Mara Hoffman Fall 2012 Show — Tribal Shamanism Meets Bandidas Chic
Bohemian-flavored, tribal-inspired prints and gypsy-esque embellishments are part of Mara Hoffman’s designer DNA — whether whipping up a skin-revealing maxi dress, a beach-ready, caftan, or a heavy poncho, Hoffman is likely to incorporate folkloric imagery, beaded embroidery, and suede or leather appliqués. Last season, Hoffman ‘s designed channeled Frida Kahlo but did so in such a psychedelic manner that it felt as if Coyoacán and Mexico City were being depicted through a Joseph and the Amazing Technicolor Dreamcoat lens. For Fall 2012, Hoffman cast a much broader net when piecing together her sources of inspiration, this time fusing together elements from cowboy fashion, indigenous South American civilizations (particularly the Mayans and Aztecs), and shamans (who can disconnect the soul from the physical body, transcend ordinary levels of consciousness, and make contact with the spirit world, in addition to using these powers to heal those around him). As Hoffman describes it, then, the theme for the Fall 2012 show, held on February 11th, was “South American Shaman Cowboys.”
As usual, Hoffman introduced a series of prints that fit with this overall theme: Tassels, a geometric print that, when viewed up close, includes the silhouette of knotted, fringed tassels (as shown in the grayish sage, persimmon red, lavender, and deep navy blue chiffon hooded gown at top); Magic Carpet, which features concentric rectangular shapes, each layer enriched with intricate details, all pieced together to resemble the types of rugs we’d associate with an Aladdin-like adventure (as seen in the long-sleeved, body-hugging dress pictured fourth from top, which has a bralet-like construction with a triangular cutout beneath the bosom and directly above the belly button); Meteorites, reminiscent of constellation charts due to the lines linking together spheres, arrows, triangles, and pyramid-like structures, many of these references to the Mayan calendar which, not not coincidentally, predicts that 2012 will mark the end of the world (Hoffman seems to both respectfully acknowledge these ancient beliefs and simultaneously dismiss them as one of many apocalyptic myths by incorporating them into her collection, which you can see an example of in the wrap dress pictured after the jump); Stars, a simple print featuring twinkling symbols of varying sizes; and Kilim, inspired by the Turkish prayer rugs.
Chiffon was by far the fabric of choice, with countless dresses that seemed to move in the wind, floating slightly or slinking next to the models’ figures. Silhouettes, however, varied while remaining fluid and uninhibiting — from maxi dresses with tiered ruffled skirts to wrap-around dressed with up-to-there slits and urban hood elements, kaftan-style gowns with asymmetrical necklines and wide sleeves, and scarf-style dressed with simple halter necklines. chunky knit sweaters, cardigans, and ponchos were also peppered throughout the collection to give it an autumnal feel but, truth be told, the entire collection felt more appropriate for a warm climate (its loveliness, however, isn;t in question).

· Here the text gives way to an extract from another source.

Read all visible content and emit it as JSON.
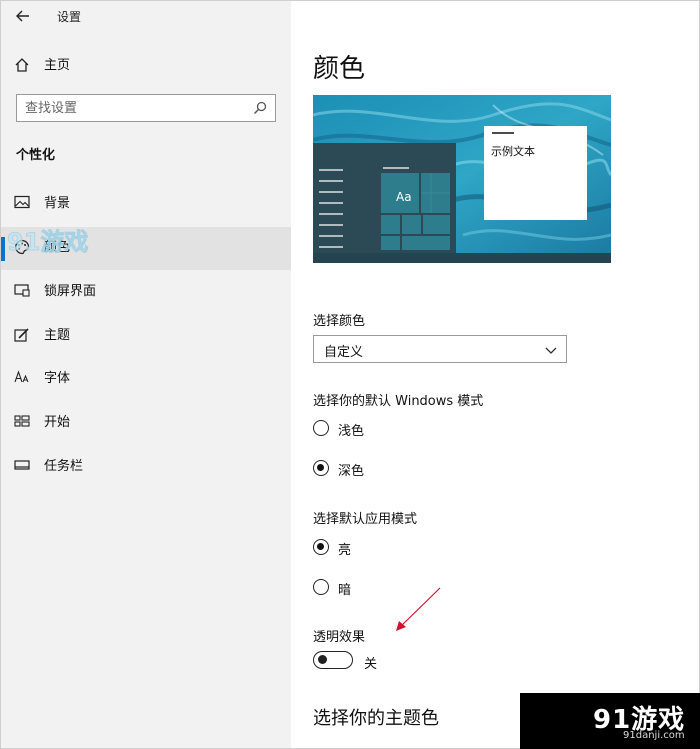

Tons of printed scarves wrapped over models’ heads and around their necks, meanwhile, often worn underneath handmade felt halts by MLE Hagen, added a Bandidas-esque, turn-of-the-century, frontier outlaw element. The occasional baggy jumpsuit and poncho further added to the Mexican cowgirl theme. In terms of the shaman element, well, that was mainly achieved via the usage of transparent fabrics that billowed in the wind like mystical cloud formations. Perhaps the most powerful pieces in conjuring up this spiritual reference were the black chiffon pieces — among them a gorgeous sheer poncho (pictured above) with a V-shaped neckline featuring horizontal strips of fabric knotted at the center, and a sleeveless dashiki gown with a triangle-shaped brass breastplate necklace .
But the most beautiful pieces, in addition to the black pieces mentioned, were the hooded dresses — among them a Meteorites print frock with a va-va-va-voom slit at the thigh.
Check out more images from the runway show after the jump!